ASSIGNMENT> Repeat each entry exactly. Drop every image.

LISTED RECORDS>
+ + + +
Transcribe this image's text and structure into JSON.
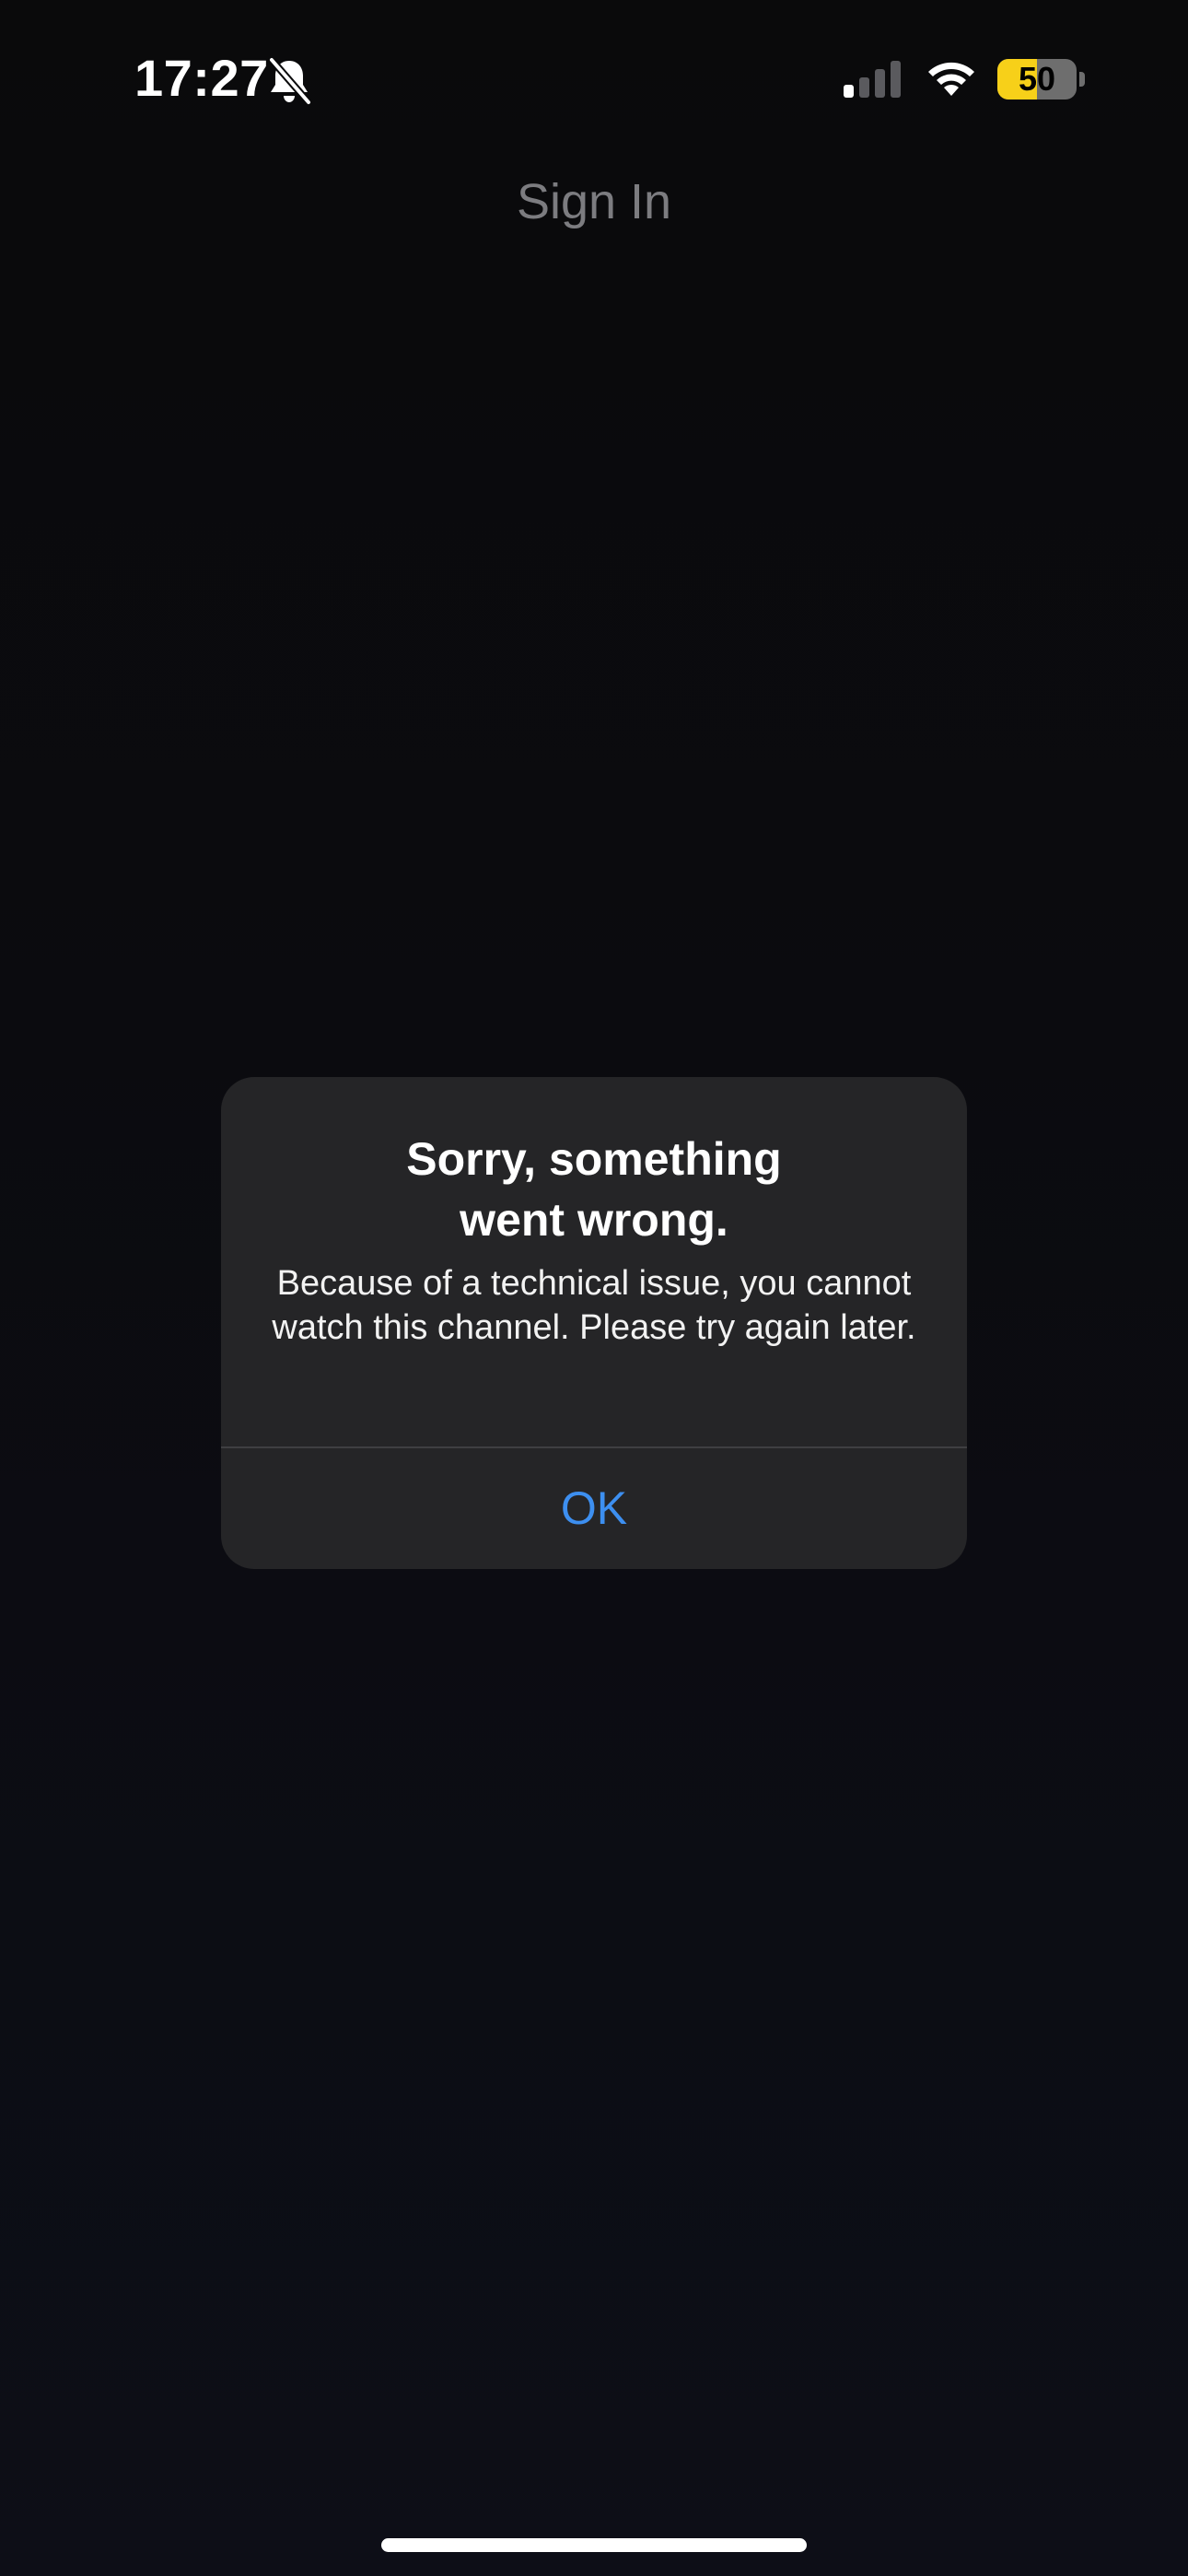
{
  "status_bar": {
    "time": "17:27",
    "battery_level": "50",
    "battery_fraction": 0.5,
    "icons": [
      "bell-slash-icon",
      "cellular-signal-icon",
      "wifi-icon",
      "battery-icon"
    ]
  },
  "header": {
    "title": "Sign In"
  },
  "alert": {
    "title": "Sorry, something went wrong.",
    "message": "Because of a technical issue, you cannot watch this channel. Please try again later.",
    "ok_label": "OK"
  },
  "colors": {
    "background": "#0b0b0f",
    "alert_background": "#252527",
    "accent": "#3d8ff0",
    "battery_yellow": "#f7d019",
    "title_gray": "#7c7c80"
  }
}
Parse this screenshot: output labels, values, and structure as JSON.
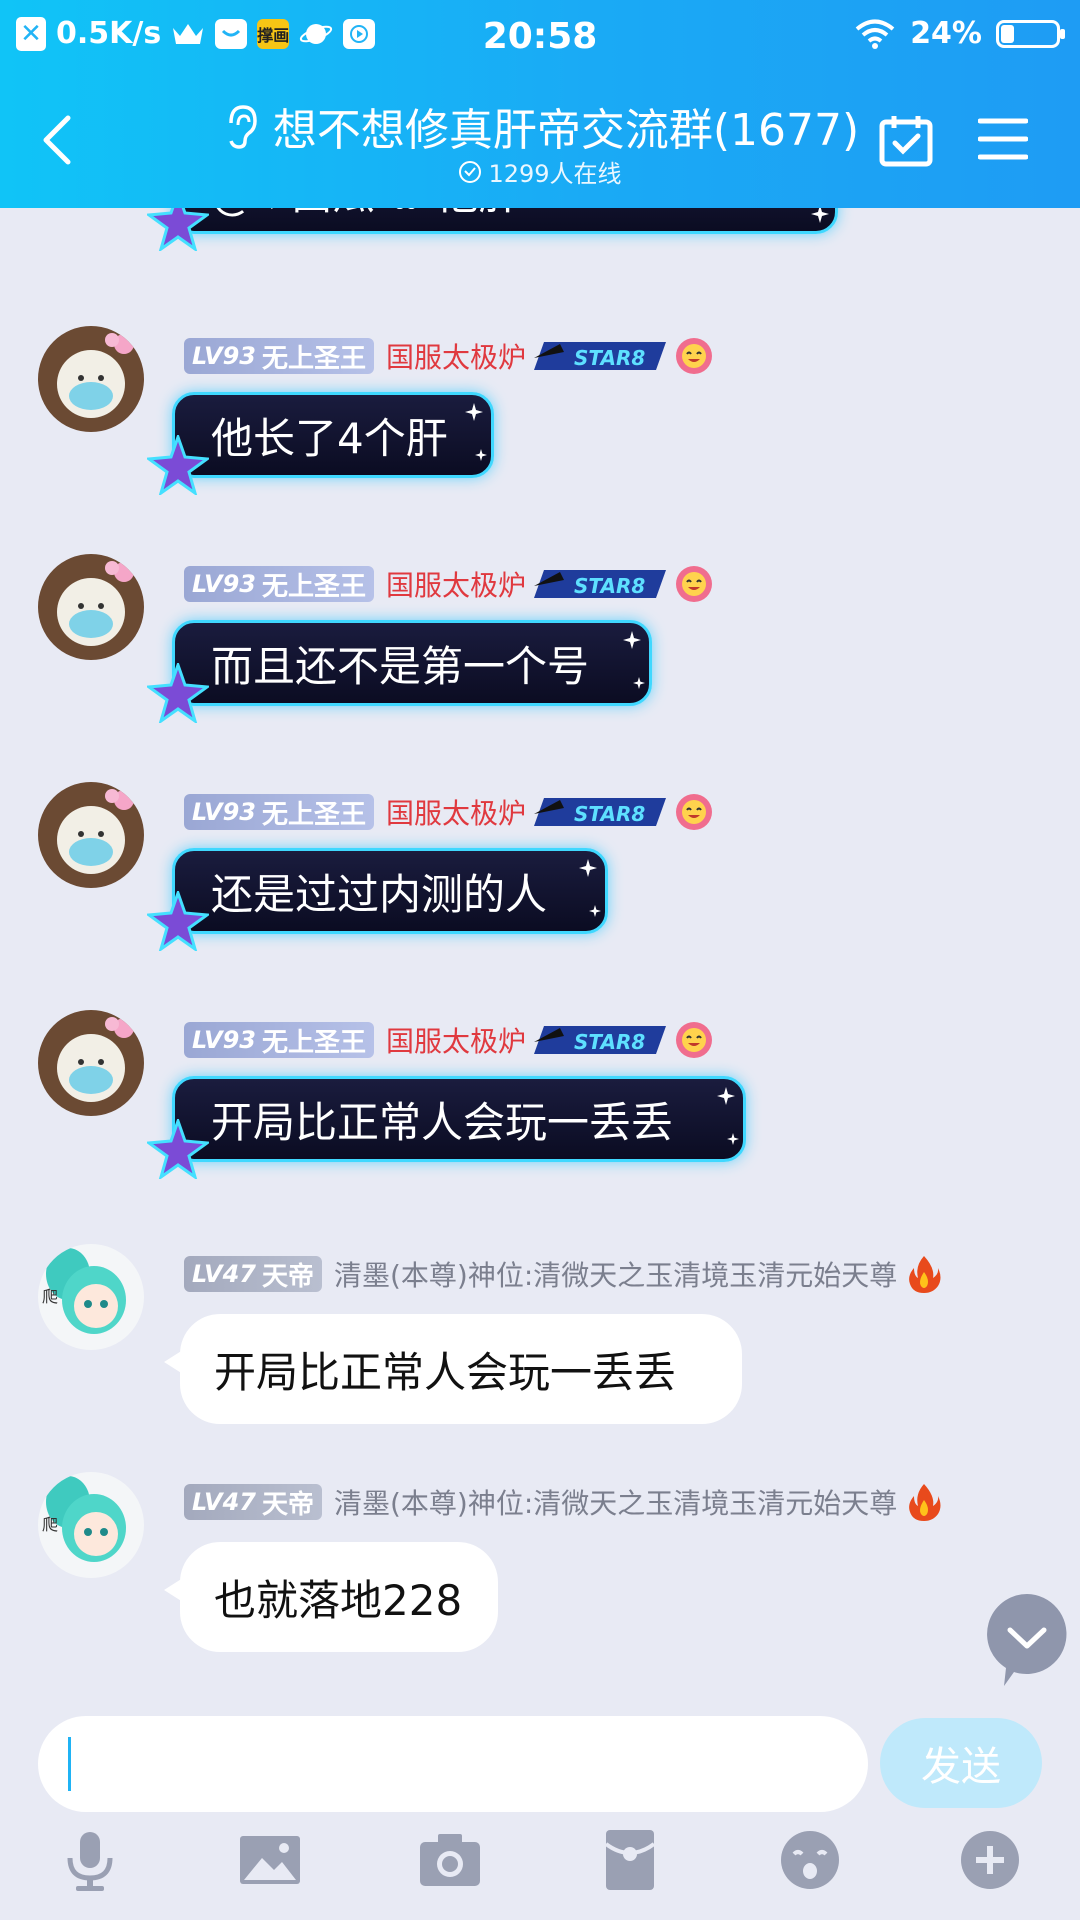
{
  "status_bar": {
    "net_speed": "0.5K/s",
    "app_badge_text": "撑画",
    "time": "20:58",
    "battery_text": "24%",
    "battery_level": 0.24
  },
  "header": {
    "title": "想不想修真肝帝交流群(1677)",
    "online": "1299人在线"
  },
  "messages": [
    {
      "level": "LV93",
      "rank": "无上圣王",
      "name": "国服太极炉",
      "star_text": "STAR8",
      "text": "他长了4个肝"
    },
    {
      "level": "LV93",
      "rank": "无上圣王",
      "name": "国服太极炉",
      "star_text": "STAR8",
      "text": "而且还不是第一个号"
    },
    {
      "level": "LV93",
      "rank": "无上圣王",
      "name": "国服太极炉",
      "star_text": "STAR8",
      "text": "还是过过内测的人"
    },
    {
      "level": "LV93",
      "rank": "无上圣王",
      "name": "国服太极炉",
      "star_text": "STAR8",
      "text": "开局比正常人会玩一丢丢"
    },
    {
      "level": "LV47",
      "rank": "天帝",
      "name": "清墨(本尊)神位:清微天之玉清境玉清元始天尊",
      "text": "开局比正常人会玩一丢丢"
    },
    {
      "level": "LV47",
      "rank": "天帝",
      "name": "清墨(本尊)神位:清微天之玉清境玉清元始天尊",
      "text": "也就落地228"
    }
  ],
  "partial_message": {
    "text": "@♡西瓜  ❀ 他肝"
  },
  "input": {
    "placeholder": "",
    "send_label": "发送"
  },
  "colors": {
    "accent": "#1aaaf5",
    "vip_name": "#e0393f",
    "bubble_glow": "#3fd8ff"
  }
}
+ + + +
EXERCISE OUTPUT>
Transcribe this image's text and structure into JSON.
{
  "status_bar": {
    "time": "17:27",
    "battery_level": "50",
    "battery_fraction": 0.5,
    "icons": [
      "bell-slash-icon",
      "cellular-signal-icon",
      "wifi-icon",
      "battery-icon"
    ]
  },
  "header": {
    "title": "Sign In"
  },
  "alert": {
    "title": "Sorry, something went wrong.",
    "message": "Because of a technical issue, you cannot watch this channel. Please try again later.",
    "ok_label": "OK"
  },
  "colors": {
    "background": "#0b0b0f",
    "alert_background": "#252527",
    "accent": "#3d8ff0",
    "battery_yellow": "#f7d019",
    "title_gray": "#7c7c80"
  }
}
Parse this screenshot: output labels, values, and structure as JSON.
{
  "status_bar": {
    "net_speed": "0.5K/s",
    "app_badge_text": "撑画",
    "time": "20:58",
    "battery_text": "24%",
    "battery_level": 0.24
  },
  "header": {
    "title": "想不想修真肝帝交流群(1677)",
    "online": "1299人在线"
  },
  "messages": [
    {
      "level": "LV93",
      "rank": "无上圣王",
      "name": "国服太极炉",
      "star_text": "STAR8",
      "text": "他长了4个肝"
    },
    {
      "level": "LV93",
      "rank": "无上圣王",
      "name": "国服太极炉",
      "star_text": "STAR8",
      "text": "而且还不是第一个号"
    },
    {
      "level": "LV93",
      "rank": "无上圣王",
      "name": "国服太极炉",
      "star_text": "STAR8",
      "text": "还是过过内测的人"
    },
    {
      "level": "LV93",
      "rank": "无上圣王",
      "name": "国服太极炉",
      "star_text": "STAR8",
      "text": "开局比正常人会玩一丢丢"
    },
    {
      "level": "LV47",
      "rank": "天帝",
      "name": "清墨(本尊)神位:清微天之玉清境玉清元始天尊",
      "text": "开局比正常人会玩一丢丢"
    },
    {
      "level": "LV47",
      "rank": "天帝",
      "name": "清墨(本尊)神位:清微天之玉清境玉清元始天尊",
      "text": "也就落地228"
    }
  ],
  "partial_message": {
    "text": "@♡西瓜  ❀ 他肝"
  },
  "input": {
    "placeholder": "",
    "send_label": "发送"
  },
  "colors": {
    "accent": "#1aaaf5",
    "vip_name": "#e0393f",
    "bubble_glow": "#3fd8ff"
  }
}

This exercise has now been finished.